Two extraordinary poems by an Iraq combat vet

26 Apr



Kevin Powers served with the US Army in Mosul and Tal Afar, Iraq. He wrote a book about his experiences, called The Yellow Birds, which I have not read , but fully intend to.




I have, however, read his amazing book of poetry, and I wanted to share these two poems with my readers.




His voice is one that needs to be heard, because he is able to express so beautifully what other voices cannot.




Great Plain


Here is where appreciation starts, the boy

in a dusty velour tracksuit almost getting shot.

When I say boy, I mean it. When I say almost

getting shot, I mean exactly that. For bringing

unexploded mortars right up to us

takes a special kind of courage I don’t have.

A dollar for each one, I’m told,

on orders from Brigade HQ

to let the children do the dirty work.


When I say, I’d say fuck that, let the bastards find them

with the heels of boots and who care if I mean us

as bastards and who cares if heels of boots mean things

that once were, the way grass once was a green thing

and now is not, the way the muezzin call once was

five times today and now is not


and when I say heel of boot I hope you’ll appreciate

that I really mean the gone foot, any one of us

timbered and inert and when I say green

I mean like fucking Nebraska, wagon wheels on the prairie

and other things that can’t be appreciated

until you’re really far away and they come up

as points of reference.


I don’t know what Nebraska looks like.

I’ve never been. When I say Nebraska

I mean the idea of, the way an ex-girlfriend of mine

once talked about the idea of a gun. But guns are not ideas.

They are not things to which comparisons are made. They



one weight in my hand when the little boy crests the green


and the possibilities of shooting him or not extend out

from me

like the spokes of a wheel.  The hills are not green anymore

and in my mind they never were, thought when I say they


I mean I’m talking about reality. I appreciate that, too,
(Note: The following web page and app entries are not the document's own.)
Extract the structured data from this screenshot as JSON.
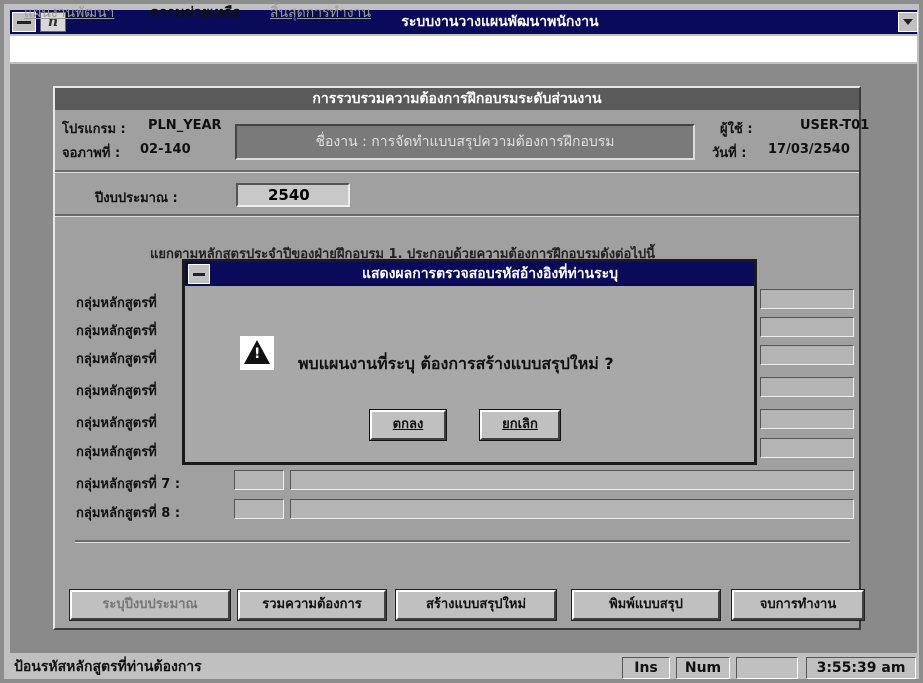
{
  "window": {
    "title": "ระบบงานวางแผนพัฒนาพนักงาน"
  },
  "menu": {
    "items": [
      {
        "label": "แผนงานพัฒนา",
        "state": "disabled"
      },
      {
        "label": "ความช่วยเหลือ",
        "state": "active"
      },
      {
        "label": "สิ้นสุดการทำงาน",
        "state": "disabled"
      }
    ]
  },
  "form": {
    "title": "การรวบรวมความต้องการฝึกอบรมระดับส่วนงาน",
    "program_label": "โปรแกรม :",
    "program_value": "PLN_YEAR",
    "screen_label": "จอภาพที่ :",
    "screen_value": "02-140",
    "banner": "ชื่องาน : การจัดทำแบบสรุปความต้องการฝึกอบรม",
    "user_label": "ผู้ใช้ :",
    "user_value": "USER-T01",
    "date_label": "วันที่ :",
    "date_value": "17/03/2540",
    "budget_year_label": "ปีงบประมาณ :",
    "budget_year_value": "2540",
    "instruction": "แยกตามหลักสูตรประจำปีของฝ่ายฝึกอบรม 1. ประกอบด้วยความต้องการฝึกอบรมดังต่อไปนี้",
    "groups": [
      {
        "label": "กลุ่มหลักสูตรที่"
      },
      {
        "label": "กลุ่มหลักสูตรที่"
      },
      {
        "label": "กลุ่มหลักสูตรที่"
      },
      {
        "label": "กลุ่มหลักสูตรที่"
      },
      {
        "label": "กลุ่มหลักสูตรที่"
      },
      {
        "label": "กลุ่มหลักสูตรที่"
      },
      {
        "label": "กลุ่มหลักสูตรที่ 7 :"
      },
      {
        "label": "กลุ่มหลักสูตรที่ 8 :"
      }
    ]
  },
  "buttons": {
    "select_year": "ระบุปีงบประมาณ",
    "gather": "รวมความต้องการ",
    "create_summary": "สร้างแบบสรุปใหม่",
    "print_summary": "พิมพ์แบบสรุป",
    "exit": "จบการทำงาน"
  },
  "dialog": {
    "title": "แสดงผลการตรวจสอบรหัสอ้างอิงที่ท่านระบุ",
    "message": "พบแผนงานที่ระบุ  ต้องการสร้างแบบสรุปใหม่ ?",
    "ok": "ตกลง",
    "cancel": "ยกเลิก",
    "icon": "warning-icon"
  },
  "statusbar": {
    "message": "ป้อนรหัสหลักสูตรที่ท่านต้องการ",
    "ins": "Ins",
    "num": "Num",
    "blank": "",
    "clock": "3:55:39 am"
  }
}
the hills were green,


someone else had paid him

for his scavenging, one less

exploding thing beneath our feet.

I appreciate the fact

that for at least one day I don’t have to decide

between dying and shooting a little boy.



Field Manual


Think not of battles, but rather after,

when the tremor in your right leg

becomes a shake you cannot stop, when the burned man’s

tendoned cheeks are locked into a scream that,

before you sank the bullet in his brain to end it,

had been quite loud.  Think of how he still seems to scream.

Think of not caring.  Call this “relief”.


Think heat waves rising from the dust.

Think days of rest, how the sergeant lays

the .22 into your palm and says the dogs

outside the wire have become a threat

to good order and discipline:

some boys have taken them as pets, they spread

disease, they bit a colonel preening for a TV crew.


Think of afternoons in T-shirts and shorts,

the unending sun, the bit of sweat in the eyes.

Think of missing so often it becomes absurd.

Think quick pop, yelp, then puckered fur.

Think skinny ribs. Think smell.

Think almost grief, but

not quite getting there.



Kevin is an absolutely amazing poet, who defies pretty much every stereotype of brutish, insensitive, uncaring, emotionally stunted soldier there is.


Consider buying his books.


I’ve already ordered mine.


Lots of love,



4 Responses to “Two extraordinary poems by an Iraq combat vet”

  1. everydaybride93 April 26, 2014 at 16:45 #

    Thanks for sharing. My oldest son is just finishing his first year in the army and my youngest just enlisted. Our enlisted soldiers are amazing young men. As an Army mom the books and poems written by them bring great comfort to me and pride.


  2. Nunuv Yobeezwax April 26, 2014 at 19:34 #

    Thank you Bitch. I wonder how much more ‘Semper’ the ignorant and ungrateful will be getting their ‘Fidelis’ Reminded me, I’ve already read “One Bullet Away” – time for “Generation Kill.”


  3. Chris April 27, 2014 at 12:10 #

    He is good, JB, but I find it amazing and incredibly short-sighted that the war poets are not taught: anyone who has read them no longer thinks of mindless myrmodians.


  4. judgybitch April 27, 2014 at 12:25 #

    Had to Google that! Ancient, skilled warriors described in Homer’s Illiad. Very cool!


Leave a Reply

Fill in your details below or click an icon to log in: Logo

You are commenting using your account. Log Out /  Change )

Google photo

You are commenting using your Google account. Log Out /  Change )

Twitter picture

You are commenting using your Twitter account. Log Out /  Change )

Facebook photo

You are commenting using your Facebook account. Log Out /  Change )

Connecting to %s

%d bloggers like this: